We all have music that helps us in some sort of capacity. I have seen small children sing along with the TV as Elmo and the Sesame Street gang sing songs to teach them how to count or do their ABC’s. As teenagers, we dive into music that moves us, helps us through our emotions and to celebrate at dances, graduations and parties. And now as adults, we use music in so many ways in our lives. As a matter of fact, I am listening to music as I write this post! Music can helps us remember the past, enjoy the present moment, and to even ponder the future. It only goes to show that music is and will always be a part of our lives.
It seems that certain studies would agree that music can be a great healing tool. Recently, Medical News Today shared that music therapy is used to help many, and has even helped young cancer patients. Researchers conducted a study with young patients from 11-24 over a three-week period to see music had any effects as they started their treatments. Some of these patients were in the process of very difficult treatments such as stem-cell transplants. Though they were all going through these rigerous treatments, music helped keep their spirits up.
Some patients shared that the music therapy helped build improved relationships with friends and family, even after 100 days. These effects not only helped these patients, they helped the families to see what the patient was going through. Dr. Joan Haase of Indiana University School of Nursing was quoted as saying,

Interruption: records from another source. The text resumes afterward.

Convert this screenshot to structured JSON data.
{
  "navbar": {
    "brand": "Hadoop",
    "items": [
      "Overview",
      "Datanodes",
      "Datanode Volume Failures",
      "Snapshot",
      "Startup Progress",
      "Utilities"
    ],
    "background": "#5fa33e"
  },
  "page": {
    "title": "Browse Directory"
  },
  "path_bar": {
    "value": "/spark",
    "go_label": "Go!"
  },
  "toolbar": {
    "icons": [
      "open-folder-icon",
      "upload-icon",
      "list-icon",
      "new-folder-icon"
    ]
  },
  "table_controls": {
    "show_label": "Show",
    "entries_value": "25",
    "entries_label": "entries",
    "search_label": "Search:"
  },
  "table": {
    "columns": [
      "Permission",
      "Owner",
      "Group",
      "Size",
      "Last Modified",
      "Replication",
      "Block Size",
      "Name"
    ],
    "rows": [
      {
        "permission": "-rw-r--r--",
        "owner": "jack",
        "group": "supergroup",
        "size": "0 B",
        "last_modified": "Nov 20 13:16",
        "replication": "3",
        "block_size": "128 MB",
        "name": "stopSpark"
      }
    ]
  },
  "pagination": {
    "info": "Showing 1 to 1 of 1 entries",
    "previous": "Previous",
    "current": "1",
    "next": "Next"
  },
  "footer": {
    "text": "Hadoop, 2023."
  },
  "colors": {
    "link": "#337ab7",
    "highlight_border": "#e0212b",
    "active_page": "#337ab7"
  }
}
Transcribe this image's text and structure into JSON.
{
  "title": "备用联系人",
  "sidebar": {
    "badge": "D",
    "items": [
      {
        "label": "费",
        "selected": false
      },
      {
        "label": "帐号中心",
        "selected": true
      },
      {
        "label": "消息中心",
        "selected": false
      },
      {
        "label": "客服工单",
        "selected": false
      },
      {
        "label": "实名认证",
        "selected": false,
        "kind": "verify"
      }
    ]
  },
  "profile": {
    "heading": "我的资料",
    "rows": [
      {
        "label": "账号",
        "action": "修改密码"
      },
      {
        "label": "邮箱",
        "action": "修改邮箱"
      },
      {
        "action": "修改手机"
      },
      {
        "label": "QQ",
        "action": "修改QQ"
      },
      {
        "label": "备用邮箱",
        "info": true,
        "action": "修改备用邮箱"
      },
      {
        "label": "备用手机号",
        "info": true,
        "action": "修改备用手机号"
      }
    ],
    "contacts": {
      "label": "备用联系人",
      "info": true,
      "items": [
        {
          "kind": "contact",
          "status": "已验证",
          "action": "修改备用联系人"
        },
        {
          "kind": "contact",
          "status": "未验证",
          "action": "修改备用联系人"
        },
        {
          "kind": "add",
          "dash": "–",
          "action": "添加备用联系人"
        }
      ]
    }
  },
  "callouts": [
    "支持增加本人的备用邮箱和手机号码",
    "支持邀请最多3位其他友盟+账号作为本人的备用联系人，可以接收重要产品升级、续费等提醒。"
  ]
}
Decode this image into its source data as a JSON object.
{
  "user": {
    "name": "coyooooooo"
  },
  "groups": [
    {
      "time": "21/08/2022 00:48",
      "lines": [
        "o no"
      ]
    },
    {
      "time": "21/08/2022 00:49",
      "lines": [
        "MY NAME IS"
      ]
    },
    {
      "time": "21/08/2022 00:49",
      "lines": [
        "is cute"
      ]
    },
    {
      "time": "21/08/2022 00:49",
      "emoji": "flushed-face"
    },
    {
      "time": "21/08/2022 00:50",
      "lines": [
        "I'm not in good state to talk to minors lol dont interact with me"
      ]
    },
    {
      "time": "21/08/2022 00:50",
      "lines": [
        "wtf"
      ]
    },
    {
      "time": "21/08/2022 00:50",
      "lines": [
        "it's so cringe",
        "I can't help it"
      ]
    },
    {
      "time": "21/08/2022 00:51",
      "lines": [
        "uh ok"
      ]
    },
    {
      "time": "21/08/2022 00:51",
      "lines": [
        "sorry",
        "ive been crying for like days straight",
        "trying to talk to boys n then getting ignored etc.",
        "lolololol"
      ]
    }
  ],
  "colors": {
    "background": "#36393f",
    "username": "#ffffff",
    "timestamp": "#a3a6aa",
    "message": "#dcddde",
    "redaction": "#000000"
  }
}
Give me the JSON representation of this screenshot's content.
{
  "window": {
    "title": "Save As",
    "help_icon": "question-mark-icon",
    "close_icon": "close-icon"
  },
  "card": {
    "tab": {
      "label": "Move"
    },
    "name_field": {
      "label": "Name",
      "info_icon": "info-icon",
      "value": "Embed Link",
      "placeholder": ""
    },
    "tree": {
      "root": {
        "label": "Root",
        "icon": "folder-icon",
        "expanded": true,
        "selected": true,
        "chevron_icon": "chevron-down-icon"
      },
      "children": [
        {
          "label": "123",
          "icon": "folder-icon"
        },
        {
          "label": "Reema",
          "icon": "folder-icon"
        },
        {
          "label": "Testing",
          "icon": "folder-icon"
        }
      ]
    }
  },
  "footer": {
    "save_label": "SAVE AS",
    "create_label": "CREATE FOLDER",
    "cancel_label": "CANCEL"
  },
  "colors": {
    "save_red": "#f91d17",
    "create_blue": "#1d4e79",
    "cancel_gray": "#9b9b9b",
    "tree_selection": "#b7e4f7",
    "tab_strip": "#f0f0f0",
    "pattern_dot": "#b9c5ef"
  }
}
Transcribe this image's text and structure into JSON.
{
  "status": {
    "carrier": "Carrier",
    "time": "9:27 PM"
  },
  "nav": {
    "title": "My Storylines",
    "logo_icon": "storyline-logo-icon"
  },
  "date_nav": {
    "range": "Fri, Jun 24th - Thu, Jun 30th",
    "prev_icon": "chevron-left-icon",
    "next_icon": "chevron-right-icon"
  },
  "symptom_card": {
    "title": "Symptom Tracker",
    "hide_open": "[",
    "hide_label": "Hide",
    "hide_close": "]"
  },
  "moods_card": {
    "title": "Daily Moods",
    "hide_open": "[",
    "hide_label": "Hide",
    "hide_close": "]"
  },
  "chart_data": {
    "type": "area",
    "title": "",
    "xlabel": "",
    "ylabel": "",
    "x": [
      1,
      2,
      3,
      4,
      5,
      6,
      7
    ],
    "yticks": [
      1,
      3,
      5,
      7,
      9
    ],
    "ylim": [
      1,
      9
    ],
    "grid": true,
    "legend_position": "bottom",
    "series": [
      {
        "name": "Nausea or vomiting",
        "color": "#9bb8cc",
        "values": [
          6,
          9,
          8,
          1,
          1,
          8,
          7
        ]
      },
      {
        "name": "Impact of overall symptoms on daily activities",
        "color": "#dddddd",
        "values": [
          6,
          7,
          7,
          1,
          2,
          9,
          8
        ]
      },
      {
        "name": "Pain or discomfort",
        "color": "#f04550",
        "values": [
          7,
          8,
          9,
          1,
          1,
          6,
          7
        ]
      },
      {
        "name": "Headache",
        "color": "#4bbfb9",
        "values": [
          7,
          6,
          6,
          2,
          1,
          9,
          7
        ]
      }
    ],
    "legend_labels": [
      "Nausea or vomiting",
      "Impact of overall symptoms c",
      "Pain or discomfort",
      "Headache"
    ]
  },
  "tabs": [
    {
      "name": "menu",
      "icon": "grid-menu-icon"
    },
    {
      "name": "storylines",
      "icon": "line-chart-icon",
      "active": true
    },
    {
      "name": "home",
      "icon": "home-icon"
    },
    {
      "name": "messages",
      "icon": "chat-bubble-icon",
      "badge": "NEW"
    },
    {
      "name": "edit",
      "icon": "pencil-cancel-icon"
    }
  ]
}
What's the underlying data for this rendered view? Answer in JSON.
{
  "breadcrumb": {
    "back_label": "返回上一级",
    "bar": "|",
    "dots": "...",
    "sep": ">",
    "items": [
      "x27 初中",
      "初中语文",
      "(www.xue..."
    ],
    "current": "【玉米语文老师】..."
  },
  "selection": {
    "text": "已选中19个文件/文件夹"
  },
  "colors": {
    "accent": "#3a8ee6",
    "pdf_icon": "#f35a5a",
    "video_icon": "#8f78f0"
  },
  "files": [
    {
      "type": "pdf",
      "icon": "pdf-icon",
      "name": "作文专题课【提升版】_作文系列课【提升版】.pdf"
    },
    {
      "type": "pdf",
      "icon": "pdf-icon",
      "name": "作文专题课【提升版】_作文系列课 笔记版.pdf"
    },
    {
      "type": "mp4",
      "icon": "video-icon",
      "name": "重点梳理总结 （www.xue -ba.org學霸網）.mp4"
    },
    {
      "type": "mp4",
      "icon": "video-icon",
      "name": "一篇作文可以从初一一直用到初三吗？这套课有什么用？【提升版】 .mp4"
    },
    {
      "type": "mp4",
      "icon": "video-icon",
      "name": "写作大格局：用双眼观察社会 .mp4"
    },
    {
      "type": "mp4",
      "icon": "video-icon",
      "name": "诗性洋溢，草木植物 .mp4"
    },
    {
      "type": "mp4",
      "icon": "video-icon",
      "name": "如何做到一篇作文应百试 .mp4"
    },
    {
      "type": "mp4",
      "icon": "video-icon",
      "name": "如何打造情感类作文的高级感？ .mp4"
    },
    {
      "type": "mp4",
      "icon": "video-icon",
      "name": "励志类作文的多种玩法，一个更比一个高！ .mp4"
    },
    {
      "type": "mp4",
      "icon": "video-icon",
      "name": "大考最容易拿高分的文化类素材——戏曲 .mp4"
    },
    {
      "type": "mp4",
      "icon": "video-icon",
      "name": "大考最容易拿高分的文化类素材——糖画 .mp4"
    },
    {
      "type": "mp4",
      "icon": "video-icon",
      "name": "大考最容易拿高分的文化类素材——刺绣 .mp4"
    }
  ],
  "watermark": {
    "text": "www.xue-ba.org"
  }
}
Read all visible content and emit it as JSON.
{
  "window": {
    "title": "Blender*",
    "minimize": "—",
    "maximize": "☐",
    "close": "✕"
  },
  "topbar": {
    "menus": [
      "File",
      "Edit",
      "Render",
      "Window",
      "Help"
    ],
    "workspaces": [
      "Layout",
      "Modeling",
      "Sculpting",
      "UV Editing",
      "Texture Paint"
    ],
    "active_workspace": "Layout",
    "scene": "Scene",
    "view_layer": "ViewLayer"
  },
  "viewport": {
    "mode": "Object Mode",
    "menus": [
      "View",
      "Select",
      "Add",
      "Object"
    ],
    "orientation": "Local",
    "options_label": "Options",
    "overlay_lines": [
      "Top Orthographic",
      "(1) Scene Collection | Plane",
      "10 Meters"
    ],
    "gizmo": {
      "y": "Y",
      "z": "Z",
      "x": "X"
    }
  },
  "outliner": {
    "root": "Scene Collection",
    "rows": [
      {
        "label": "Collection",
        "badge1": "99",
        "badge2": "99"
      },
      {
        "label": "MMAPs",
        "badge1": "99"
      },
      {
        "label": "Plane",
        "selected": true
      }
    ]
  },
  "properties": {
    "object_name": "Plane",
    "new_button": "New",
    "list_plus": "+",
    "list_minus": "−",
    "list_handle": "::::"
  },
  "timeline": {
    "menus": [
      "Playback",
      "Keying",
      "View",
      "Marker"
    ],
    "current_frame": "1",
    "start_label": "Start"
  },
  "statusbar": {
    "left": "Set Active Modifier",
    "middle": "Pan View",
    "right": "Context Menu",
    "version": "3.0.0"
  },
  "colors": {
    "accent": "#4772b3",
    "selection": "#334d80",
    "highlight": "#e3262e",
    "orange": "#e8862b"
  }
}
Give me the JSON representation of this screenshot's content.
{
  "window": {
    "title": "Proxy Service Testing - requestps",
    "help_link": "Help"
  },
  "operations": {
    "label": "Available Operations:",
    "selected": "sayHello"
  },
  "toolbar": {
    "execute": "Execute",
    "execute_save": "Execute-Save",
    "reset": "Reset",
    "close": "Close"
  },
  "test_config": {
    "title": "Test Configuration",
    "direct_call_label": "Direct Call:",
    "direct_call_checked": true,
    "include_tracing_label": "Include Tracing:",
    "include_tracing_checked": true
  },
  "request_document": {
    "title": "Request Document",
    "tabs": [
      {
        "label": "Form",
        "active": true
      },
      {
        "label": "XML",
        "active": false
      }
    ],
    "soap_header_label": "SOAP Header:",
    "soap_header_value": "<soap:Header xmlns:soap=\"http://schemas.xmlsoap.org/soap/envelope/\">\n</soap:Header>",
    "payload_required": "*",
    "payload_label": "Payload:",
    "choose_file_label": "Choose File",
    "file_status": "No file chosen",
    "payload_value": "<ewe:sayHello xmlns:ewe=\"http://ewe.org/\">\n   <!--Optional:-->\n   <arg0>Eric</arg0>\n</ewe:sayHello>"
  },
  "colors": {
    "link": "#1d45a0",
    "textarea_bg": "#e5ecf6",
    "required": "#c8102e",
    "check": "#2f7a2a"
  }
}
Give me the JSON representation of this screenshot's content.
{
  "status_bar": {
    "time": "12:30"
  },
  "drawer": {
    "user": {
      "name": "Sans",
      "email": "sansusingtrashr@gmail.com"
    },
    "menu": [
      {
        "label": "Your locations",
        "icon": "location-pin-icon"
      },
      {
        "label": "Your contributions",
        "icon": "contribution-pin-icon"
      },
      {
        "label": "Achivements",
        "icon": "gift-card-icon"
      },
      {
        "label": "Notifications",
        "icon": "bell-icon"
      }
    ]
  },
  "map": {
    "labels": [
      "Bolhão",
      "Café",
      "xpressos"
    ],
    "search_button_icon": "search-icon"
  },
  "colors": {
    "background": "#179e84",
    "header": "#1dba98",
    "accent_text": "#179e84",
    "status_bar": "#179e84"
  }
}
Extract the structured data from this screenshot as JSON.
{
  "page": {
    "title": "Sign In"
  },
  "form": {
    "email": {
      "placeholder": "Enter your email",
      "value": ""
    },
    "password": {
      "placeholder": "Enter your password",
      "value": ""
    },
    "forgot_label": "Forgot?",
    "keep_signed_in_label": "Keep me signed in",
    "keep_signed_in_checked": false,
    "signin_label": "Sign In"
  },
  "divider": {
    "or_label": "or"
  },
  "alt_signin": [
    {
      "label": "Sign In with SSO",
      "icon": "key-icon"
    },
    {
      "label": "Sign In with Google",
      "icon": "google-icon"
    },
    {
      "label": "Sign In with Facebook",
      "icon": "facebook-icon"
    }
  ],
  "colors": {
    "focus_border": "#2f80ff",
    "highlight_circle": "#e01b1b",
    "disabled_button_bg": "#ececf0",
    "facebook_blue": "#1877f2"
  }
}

“Adolescents and young people who are resilient have the ability to rise above their illness, gain as sense of mastery and confidence in how they have dealt with their cancer, and demonstrate a desire to reach out and help others.”
I would have to say that I am sure that not only the young patients benefit from music therapy during these types of moments. Many older patients reach for their favorite music, sing songs and even participate in events to help ease their pain, take their focus to a positive atmosphere, and to give them feelings of strength, courage, and determination. Music was a part of my therapy, and I have to say, as a patient in remission, that was quite successful.
By Chris Haro